What could be our traffic accident, the thing that could actually set off a modern-day holy war? For that, I visited and shot the al-Aqsa mosque, which sits on the Temple Mount in Jerusalem. For evangelical Christians, Jesus cannot return to Earth until a new temple is built on the Mount. But to destroy the mosque, the third most holy site in Islam, would certainly provoke a global Muslim uprising. We saw a minor glimpse of this when Ariel Sharon visited the mosque in 2000, triggering the al-Aqsa intifada that left 4,000 Israelis and Palestinians dead.

So you get the picture. And we seemed to be getting everything we needed, until a few months after I returned from the shoot and we watched the first edits. All we had was a collection of people spewing anger, fear and paranoia into the camera. Worse, most of their rhetoric was harnessed by what the wonderful researcher Chip Berlet calls "triumphalism," the belief that you must follow one way or be damned. And in our case, that meant damned to hell.

At the same time that I was beginning to feel the creeping fear that I had basically manufactured a work that had no real value except to scare my audience, something began to change in America. Bush's time was ending, and Obama began to rise. And the film began to change. By this I mean that two characters began to emerge from the group as willing participants in a kind of social experiment built around their being forced to confront each other. And from this, a new theme of potential reconciliation between holy warriors took shape. I think it had a whiff of the zeitgeist about it, and we couldn't ignore it. And it forced us to rethink the entire film and shoot for an additional two and a half years.

I don't want to say too much more about the story because there is a wonderful and completely unexpected surprise that takes place in Holy Wars. But I will say that this experience has taught me so much about the faiths that we embrace as narratives to guide our lives, because I was able to witness that it is religion stripped down to its basic aspects, its core morals, its simplest teachings, that grants human beings that bridge across a seemingly eternal divide. We all know that the fighting has nothing to do with religion per se; it's always land or money or resources, and religion is used as the whipping rod. But that can only happen if religious leaders obscure the basic tenets -- the golden rule of doing unto others as we would have them do unto us -- behind laws and prejudices. We know this. But fundamentalists need to be given the space and love to find their way back to those simplest teachings, because those are the words I follow.
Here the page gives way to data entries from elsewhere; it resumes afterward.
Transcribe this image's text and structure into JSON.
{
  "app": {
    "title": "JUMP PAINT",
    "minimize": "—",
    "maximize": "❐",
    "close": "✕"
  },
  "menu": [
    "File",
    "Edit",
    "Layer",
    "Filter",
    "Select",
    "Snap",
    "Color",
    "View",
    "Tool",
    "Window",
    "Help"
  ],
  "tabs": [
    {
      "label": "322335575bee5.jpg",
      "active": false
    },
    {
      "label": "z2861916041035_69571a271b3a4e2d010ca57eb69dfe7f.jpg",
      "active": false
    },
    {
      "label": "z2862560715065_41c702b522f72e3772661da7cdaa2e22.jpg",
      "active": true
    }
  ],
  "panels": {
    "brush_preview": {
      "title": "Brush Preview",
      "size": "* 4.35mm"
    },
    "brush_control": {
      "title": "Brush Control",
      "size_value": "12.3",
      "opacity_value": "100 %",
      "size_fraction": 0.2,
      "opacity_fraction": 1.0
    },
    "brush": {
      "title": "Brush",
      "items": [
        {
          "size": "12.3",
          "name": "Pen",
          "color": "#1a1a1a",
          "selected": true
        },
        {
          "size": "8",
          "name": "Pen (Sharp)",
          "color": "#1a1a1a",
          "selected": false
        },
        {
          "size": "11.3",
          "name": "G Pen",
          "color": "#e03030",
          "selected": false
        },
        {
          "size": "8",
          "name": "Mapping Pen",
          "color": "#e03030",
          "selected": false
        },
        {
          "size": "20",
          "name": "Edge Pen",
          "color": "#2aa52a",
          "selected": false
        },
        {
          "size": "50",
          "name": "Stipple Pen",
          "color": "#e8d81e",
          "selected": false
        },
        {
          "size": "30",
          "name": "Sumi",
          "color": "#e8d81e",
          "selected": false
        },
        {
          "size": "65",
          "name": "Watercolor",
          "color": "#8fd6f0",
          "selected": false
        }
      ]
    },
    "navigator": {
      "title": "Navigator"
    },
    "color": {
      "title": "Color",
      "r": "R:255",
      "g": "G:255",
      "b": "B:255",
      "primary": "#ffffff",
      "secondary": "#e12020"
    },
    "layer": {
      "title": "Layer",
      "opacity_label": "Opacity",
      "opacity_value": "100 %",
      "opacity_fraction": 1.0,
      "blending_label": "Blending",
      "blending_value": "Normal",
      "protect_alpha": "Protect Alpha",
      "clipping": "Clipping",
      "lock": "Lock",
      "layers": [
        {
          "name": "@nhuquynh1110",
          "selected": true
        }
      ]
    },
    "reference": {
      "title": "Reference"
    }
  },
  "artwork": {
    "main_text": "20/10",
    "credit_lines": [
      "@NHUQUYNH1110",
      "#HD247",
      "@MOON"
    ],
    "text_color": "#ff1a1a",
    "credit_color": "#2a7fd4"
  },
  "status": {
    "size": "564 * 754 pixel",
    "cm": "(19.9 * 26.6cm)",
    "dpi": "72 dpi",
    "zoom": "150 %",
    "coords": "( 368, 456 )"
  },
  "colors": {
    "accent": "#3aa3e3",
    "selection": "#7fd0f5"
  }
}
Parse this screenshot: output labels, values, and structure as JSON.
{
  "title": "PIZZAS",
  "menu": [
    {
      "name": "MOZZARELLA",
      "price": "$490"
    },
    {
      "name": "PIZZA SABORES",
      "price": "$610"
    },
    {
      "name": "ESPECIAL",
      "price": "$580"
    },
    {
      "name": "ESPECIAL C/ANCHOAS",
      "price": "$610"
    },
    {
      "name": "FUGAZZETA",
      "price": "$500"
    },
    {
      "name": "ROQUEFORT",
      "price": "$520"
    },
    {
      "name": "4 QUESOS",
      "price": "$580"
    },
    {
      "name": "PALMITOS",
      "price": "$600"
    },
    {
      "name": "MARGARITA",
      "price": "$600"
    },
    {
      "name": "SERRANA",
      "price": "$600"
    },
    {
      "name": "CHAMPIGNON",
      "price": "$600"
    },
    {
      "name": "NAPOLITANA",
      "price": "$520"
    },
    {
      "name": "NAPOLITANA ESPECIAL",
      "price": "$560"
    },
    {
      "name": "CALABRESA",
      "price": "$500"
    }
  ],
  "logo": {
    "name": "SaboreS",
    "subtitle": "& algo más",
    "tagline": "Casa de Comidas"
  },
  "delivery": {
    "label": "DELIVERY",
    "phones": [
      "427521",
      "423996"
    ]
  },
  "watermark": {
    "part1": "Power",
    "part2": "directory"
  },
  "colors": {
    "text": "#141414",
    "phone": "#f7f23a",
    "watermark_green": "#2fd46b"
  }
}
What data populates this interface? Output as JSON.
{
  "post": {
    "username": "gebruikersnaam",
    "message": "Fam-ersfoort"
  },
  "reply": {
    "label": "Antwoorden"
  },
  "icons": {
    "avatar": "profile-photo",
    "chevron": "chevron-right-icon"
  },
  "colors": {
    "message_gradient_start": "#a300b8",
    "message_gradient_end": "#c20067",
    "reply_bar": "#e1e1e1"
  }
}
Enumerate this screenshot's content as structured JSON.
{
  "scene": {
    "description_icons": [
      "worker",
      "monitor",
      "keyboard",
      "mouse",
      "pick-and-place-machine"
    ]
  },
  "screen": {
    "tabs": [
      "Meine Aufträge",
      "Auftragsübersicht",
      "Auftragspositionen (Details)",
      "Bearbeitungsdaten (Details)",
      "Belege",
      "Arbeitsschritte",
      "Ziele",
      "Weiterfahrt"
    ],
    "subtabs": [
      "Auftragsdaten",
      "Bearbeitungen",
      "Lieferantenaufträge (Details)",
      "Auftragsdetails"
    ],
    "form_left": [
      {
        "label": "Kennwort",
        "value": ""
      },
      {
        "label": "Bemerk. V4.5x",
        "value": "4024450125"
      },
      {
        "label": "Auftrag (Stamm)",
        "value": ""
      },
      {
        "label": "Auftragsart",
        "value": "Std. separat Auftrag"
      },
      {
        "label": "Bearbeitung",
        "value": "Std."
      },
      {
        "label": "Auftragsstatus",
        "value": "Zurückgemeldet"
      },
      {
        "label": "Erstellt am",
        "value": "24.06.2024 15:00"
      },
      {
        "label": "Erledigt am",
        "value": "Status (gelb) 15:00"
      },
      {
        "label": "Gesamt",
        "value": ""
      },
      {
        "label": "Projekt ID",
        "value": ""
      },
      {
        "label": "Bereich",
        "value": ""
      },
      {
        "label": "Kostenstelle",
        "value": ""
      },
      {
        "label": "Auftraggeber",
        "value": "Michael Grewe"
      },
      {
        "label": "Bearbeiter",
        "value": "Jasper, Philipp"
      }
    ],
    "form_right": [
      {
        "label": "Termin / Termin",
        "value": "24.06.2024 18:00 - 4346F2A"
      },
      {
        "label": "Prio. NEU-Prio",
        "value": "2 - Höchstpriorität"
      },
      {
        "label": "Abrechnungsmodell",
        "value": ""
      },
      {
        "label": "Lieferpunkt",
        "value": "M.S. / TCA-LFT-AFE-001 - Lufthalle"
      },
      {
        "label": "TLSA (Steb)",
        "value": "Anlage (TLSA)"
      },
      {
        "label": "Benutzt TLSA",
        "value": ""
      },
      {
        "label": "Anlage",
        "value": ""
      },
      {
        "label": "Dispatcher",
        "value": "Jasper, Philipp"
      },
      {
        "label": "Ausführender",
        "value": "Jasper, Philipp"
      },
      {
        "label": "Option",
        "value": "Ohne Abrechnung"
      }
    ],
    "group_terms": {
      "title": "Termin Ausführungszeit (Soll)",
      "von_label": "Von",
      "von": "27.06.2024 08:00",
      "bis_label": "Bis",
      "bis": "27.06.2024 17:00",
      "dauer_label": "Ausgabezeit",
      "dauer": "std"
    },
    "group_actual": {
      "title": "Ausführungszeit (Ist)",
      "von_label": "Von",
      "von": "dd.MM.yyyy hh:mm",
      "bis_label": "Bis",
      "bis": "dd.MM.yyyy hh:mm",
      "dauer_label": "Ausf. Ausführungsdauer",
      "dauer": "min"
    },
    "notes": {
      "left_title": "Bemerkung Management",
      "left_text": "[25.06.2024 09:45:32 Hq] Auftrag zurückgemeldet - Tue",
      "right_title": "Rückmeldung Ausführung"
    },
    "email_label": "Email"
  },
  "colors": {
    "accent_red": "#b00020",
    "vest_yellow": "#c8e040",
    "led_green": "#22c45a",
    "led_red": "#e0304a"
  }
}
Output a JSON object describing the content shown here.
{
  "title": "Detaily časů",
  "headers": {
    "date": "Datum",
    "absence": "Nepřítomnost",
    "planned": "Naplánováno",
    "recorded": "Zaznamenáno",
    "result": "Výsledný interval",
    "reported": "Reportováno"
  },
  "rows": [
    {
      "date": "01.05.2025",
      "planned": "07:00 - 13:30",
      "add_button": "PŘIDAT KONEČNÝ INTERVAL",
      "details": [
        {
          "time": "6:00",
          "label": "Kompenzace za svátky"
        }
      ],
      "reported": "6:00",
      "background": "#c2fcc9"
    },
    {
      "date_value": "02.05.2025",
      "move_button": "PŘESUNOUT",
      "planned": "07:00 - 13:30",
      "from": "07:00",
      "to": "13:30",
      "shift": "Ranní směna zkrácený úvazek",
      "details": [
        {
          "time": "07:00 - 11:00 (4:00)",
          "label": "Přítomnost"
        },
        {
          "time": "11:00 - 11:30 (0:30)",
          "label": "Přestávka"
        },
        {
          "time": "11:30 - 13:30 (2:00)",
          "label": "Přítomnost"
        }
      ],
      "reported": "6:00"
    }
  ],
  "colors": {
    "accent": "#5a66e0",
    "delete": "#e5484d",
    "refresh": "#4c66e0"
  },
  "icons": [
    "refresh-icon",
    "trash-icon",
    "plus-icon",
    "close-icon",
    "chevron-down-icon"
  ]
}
And they appear in all the great spiritual works found on our planet.

A final note. I wrote at the start that this became a film about faith, and that certainly is true for the two characters, Khalid Kelly and Aaron Taylor, whom I followed for four years. But it was also about my faith. I am always a little weary of describing my "religious" beliefs. I have traveled all over this planet and seen so many forms of evidence for what I call God, an all-seeing force who helps shape the narratives of our lives so that we can learn and evolve as immortal souls. But no experience has been more challenging to this belief in a "God" than the making of this film. So many times it seemed dead, a total failure not just for me but all my funders and producers. And it went on and on. But in the end, events kept conspiring to prop up this film and make it even more relevant to this time than the one I had originally envisioned. I don't know what to call that thing that moves through us and makes us all characters in a wonderfully (or dare I say perfectly) crafted three-act drama, but I don't believe it's random. And I know it wasn't all to do with me -- because that is what I call "God."

WATCH the trailer for Holy Wars:


Holy Wars opens in Los Angeles on July 30 at ArcLight Hollywood, and in New York on August 6 at IFC Center. Check listings for screening times at http://www.documentary.org/docuweeks2010.